It wasn't until I looked at this photo on my big monitor that I noticed the numerous horizontal waves that composed the entire photo; I count nine different bands of lines, from the clouds and sky to the two coasts flanking the Minas channel (channel unseen in this photo) to the veils of fog, then the spruces of the woodlot below our place, the alders and willows, the grasses, and the white cord of our pasture fence. It's not art, but it's kind of interesting.
Photo from the Nova Scotia Museum of Natural History website
Meanwhile, the best of all possible spring gifts arrived tonight. I went out on the step just around sunset to smell the air and just revel in mild weather, when I heard the bell-like peep! peep! peep! And I started to grin. The northern spring peeper (Pseudacris crucifer) has woken even in Scotts Bay, and begun the annual chorus.
The spring peeper is as much a rite of spring as counting the snowdrops and waiting for the redwinged blackbirds to arrive. The tiny, tiny frogs begin their song shyly, just a few intermittent peeps here and there, like aural polka-dots. But with each passing night, the chorus grows and swells until it becomes this wonderful, heartwarming din, night after night after night. I shouldn't call it a din--although we have lots of peepers all around us, they aren't raucous like, say, a murder of crows descending on the trees. They sound like little crystal bells to me, and whenever possible I leave the bedroom window wide open so I can listen to them and let them sing me to sleep.

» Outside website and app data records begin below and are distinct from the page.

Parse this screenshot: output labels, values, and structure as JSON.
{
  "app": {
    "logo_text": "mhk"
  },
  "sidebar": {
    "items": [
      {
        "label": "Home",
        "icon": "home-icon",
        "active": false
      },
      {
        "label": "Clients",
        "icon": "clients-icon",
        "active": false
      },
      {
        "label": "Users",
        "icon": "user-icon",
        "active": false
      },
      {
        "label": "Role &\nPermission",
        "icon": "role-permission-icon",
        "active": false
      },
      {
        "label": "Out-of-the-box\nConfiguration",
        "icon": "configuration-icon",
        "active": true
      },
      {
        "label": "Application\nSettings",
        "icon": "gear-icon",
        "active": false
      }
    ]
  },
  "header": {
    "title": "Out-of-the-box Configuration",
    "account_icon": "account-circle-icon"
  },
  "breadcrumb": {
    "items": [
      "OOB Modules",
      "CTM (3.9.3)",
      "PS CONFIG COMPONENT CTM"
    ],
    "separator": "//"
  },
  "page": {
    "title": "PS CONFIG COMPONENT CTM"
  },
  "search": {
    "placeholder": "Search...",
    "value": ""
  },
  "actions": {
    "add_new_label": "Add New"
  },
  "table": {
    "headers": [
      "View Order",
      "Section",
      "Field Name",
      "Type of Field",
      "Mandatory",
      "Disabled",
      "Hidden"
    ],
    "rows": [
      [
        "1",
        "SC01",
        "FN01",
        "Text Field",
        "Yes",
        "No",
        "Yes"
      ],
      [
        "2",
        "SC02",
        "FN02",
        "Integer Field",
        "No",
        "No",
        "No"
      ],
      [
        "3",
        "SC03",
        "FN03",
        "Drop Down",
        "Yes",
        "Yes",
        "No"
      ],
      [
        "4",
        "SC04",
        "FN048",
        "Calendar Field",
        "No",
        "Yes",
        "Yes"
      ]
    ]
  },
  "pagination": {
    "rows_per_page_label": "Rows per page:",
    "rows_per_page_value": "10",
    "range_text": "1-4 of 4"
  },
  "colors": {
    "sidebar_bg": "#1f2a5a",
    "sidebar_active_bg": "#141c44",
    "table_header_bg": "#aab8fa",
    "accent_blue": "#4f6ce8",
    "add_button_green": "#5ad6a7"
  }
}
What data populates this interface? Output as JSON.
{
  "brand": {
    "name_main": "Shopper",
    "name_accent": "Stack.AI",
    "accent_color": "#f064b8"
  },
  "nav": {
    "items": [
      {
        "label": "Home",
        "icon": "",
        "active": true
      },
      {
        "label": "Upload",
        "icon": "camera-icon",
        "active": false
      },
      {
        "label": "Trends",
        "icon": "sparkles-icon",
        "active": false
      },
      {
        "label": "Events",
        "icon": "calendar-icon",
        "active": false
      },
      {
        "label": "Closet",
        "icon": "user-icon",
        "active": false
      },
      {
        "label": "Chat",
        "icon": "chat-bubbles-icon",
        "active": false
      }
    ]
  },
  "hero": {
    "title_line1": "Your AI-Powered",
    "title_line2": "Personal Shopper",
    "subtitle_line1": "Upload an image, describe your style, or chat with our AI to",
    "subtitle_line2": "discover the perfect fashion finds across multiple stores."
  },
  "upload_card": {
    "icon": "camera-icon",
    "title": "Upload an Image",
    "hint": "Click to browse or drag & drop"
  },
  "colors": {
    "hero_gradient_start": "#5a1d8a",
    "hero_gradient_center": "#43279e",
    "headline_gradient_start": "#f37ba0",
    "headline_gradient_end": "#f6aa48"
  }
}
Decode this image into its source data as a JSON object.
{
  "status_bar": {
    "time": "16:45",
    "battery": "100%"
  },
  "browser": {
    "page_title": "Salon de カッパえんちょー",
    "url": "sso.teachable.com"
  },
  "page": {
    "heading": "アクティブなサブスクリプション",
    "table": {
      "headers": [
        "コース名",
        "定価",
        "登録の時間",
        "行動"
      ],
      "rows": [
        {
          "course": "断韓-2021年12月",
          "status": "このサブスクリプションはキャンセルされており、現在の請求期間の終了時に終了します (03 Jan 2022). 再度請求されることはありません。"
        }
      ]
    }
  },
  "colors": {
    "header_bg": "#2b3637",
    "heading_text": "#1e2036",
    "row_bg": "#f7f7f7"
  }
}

Which is what, dear friends, I'm going to let them do right now.
Spring is just awesome.